I just saw this same cloche idea used to protect lilacs and lilies from rampaging squirrels. This is a great way to keep your tender little sprouts warm and protected.

Still freezing and snowed under here... hope you are well!

Blackswamp_Girl said...

I had no idea that the brassicas would be affected by colder temperatures like that. (I love coming to your blog because I always seem to learn things!) Brassicas are in the category of: "I always MEAN to plant them, but somehow I don't remember that until it's way too late" for me.

Ottawa Gardener said...

Hey, we just got hit by that snow storm, btw, though thankfully it melted quickly... no more snow, please.

Blackswamp_girl: I have a variety of fall broccoli for the late of heart!

Blackswamp_Girl said...

Really? What variety? (Do share--I'm definitely a late bloomer!) :)

Ottawa Gardener said...

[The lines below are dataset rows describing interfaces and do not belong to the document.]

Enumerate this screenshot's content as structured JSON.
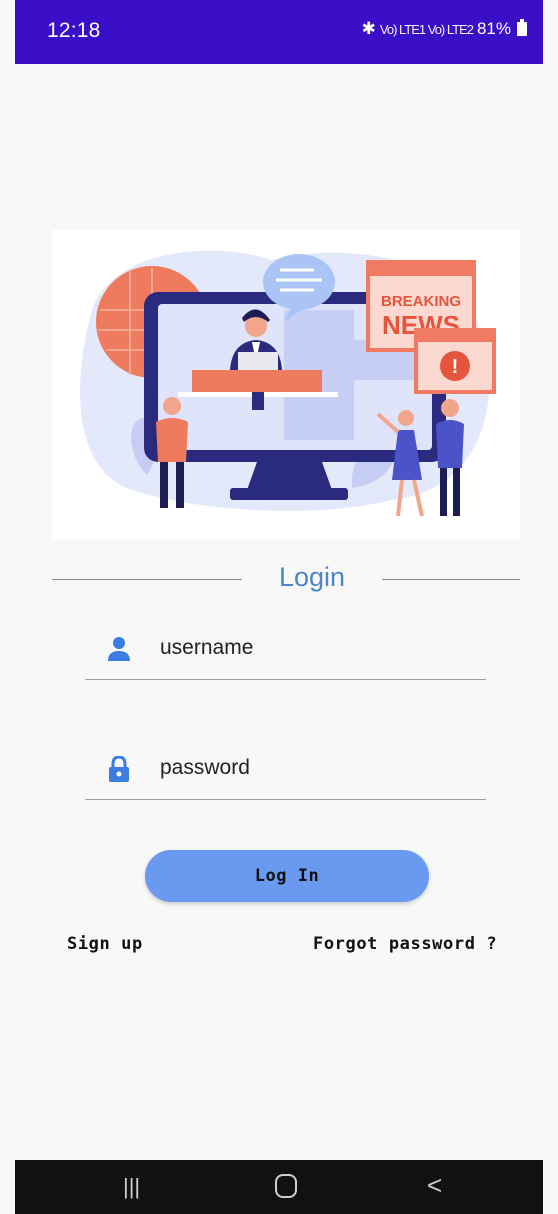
{
  "status_bar": {
    "time": "12:18",
    "signal_text": "Vo) LTE1 Vo) LTE2",
    "battery": "81%"
  },
  "illustration": {
    "badge_line1": "BREAKING",
    "badge_line2": "NEWS",
    "exclamation": "!"
  },
  "login": {
    "title": "Login",
    "username_label": "username",
    "password_label": "password",
    "button_label": "Log In",
    "signup_label": "Sign up",
    "forgot_label": "Forgot password ?"
  },
  "nav": {
    "recent_symbol": "|||",
    "back_symbol": "<"
  },
  "colors": {
    "status_bar": "#3a0fc7",
    "accent": "#4a86c8",
    "button": "#6a9af0",
    "icon_blue": "#3b7de0"
  }
}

Most broccoli will say on it that it can be planted for either spring or fall harvest (though some will specify one over the other). In fact, depending on your climate, broccoli will be more likely to form a nice head if it is allowed to mature during the cool weather in fall than in the increasing heat of spring. You can plant broccoli mid to late summer (depending on your climate).

If you have a very mild winter then you could even try overwintering the stuff. Purple sprouting broccoli is often used for this.

However, overwintered kale also produces edible flowering heads which are quite tasty so you might just want to do that, as kale can be overwintered just about anywhere with varying amounts of protection.

(you could try some of the quick maturing brassicas too such as tatsoi or broccoli rabe for spring, fall even winter harvest under a coldframe).

All this talk about broccoli is making me hungry...